Once you have checked each line below for the word "first", give the number of lines that have it and nothing further.
[Source material — start]
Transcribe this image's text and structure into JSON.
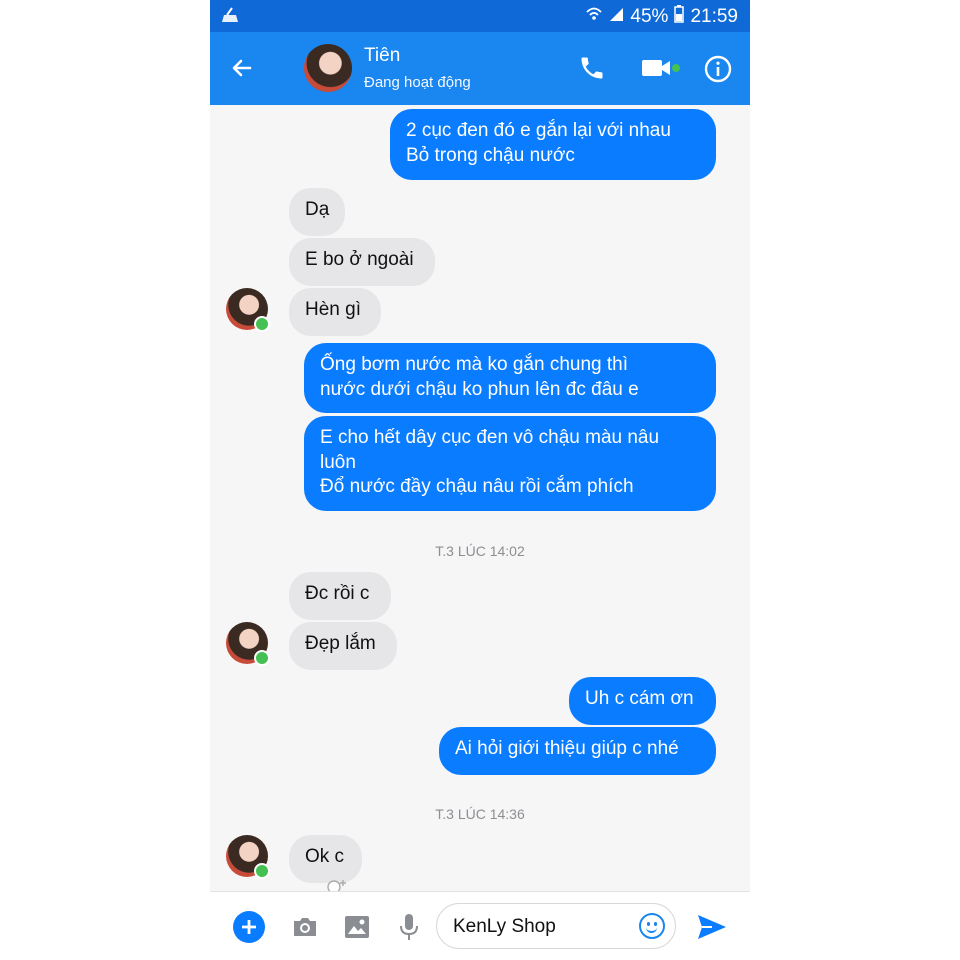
{
  "status": {
    "battery": "45%",
    "time": "21:59"
  },
  "header": {
    "name": "Tiên",
    "subtitle": "Đang hoạt động"
  },
  "messages": [
    {
      "text": "2 cục đen đó e gắn lại với nhau\nBỏ trong chậu nước"
    },
    {
      "text": "Dạ"
    },
    {
      "text": "E bo ở ngoài"
    },
    {
      "text": "Hèn gì"
    },
    {
      "text": "Ống bơm nước mà ko gắn chung thì\nnước dưới chậu ko phun lên đc đâu e"
    },
    {
      "text": "E cho hết dây cục đen vô chậu màu nâu\nluôn\nĐổ nước đầy chậu nâu rồi cắm phích"
    },
    {
      "text": "Đc rồi c"
    },
    {
      "text": "Đẹp lắm"
    },
    {
      "text": "Uh c cám ơn"
    },
    {
      "text": "Ai hỏi giới thiệu giúp c nhé"
    },
    {
      "text": "Ok c"
    }
  ],
  "timestamps": [
    "T.3 LÚC 14:02",
    "T.3 LÚC 14:36"
  ],
  "composer": {
    "text": "KenLy Shop"
  },
  "colors": {
    "appbar": "#1a86f0",
    "statusbar": "#0f6ad8",
    "outgoing": "#0a7cff",
    "incoming": "#e6e6e9",
    "online": "#44c152"
  },
  "icons": [
    "back-arrow-icon",
    "phone-icon",
    "video-camera-icon",
    "info-icon",
    "add-icon",
    "camera-icon",
    "image-icon",
    "microphone-icon",
    "emoji-icon",
    "send-icon"
  ]
}
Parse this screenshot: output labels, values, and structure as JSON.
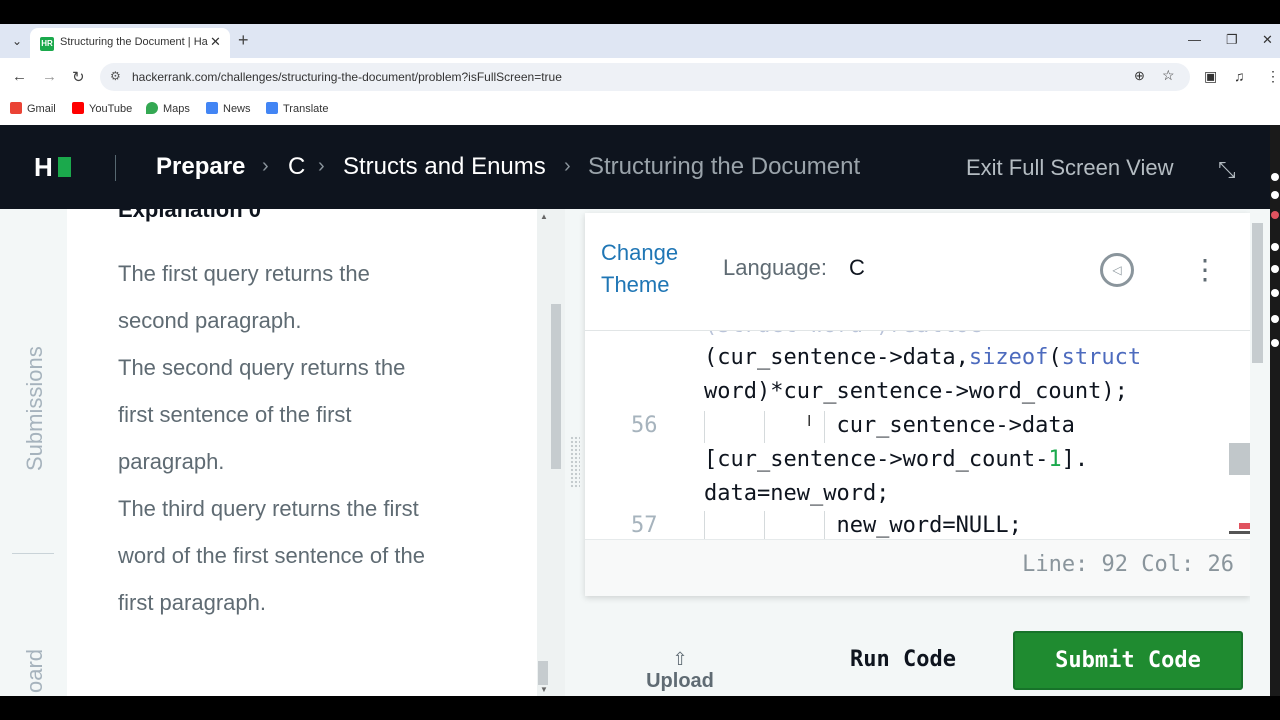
{
  "browser": {
    "tab_title": "Structuring the Document | Ha",
    "tab_favicon": "HR",
    "url": "hackerrank.com/challenges/structuring-the-document/problem?isFullScreen=true",
    "bookmarks": [
      {
        "label": "Gmail",
        "color": "#ea4335"
      },
      {
        "label": "YouTube",
        "color": "#ff0000"
      },
      {
        "label": "Maps",
        "color": "#34a853"
      },
      {
        "label": "News",
        "color": "#4285f4"
      },
      {
        "label": "Translate",
        "color": "#4285f4"
      }
    ]
  },
  "header": {
    "logo_letter": "H",
    "breadcrumbs": [
      "Prepare",
      "C",
      "Structs and Enums",
      "Structuring the Document"
    ],
    "exit_label": "Exit Full Screen View"
  },
  "sidebar": {
    "submissions_label": "Submissions",
    "leaderboard_label": "oard"
  },
  "problem": {
    "explanation_title": "Explanation 0",
    "lines": [
      "The first query returns the",
      "second paragraph.",
      "The second query returns the",
      "first sentence of the first",
      "paragraph.",
      "The third query returns the first",
      "word of the first sentence of the",
      "first paragraph."
    ]
  },
  "editor": {
    "change_theme_label": "Change Theme",
    "language_label": "Language:",
    "language_value": "C",
    "line_numbers": [
      "56",
      "57"
    ],
    "status": "Line: 92 Col: 26"
  },
  "actions": {
    "upload_label": "Upload",
    "run_label": "Run Code",
    "submit_label": "Submit Code"
  },
  "colors": {
    "brand_green": "#1ba94c",
    "header_bg": "#0e141e",
    "submit_bg": "#1f8b30",
    "link_blue": "#1f76b5"
  }
}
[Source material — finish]
• [Result]
5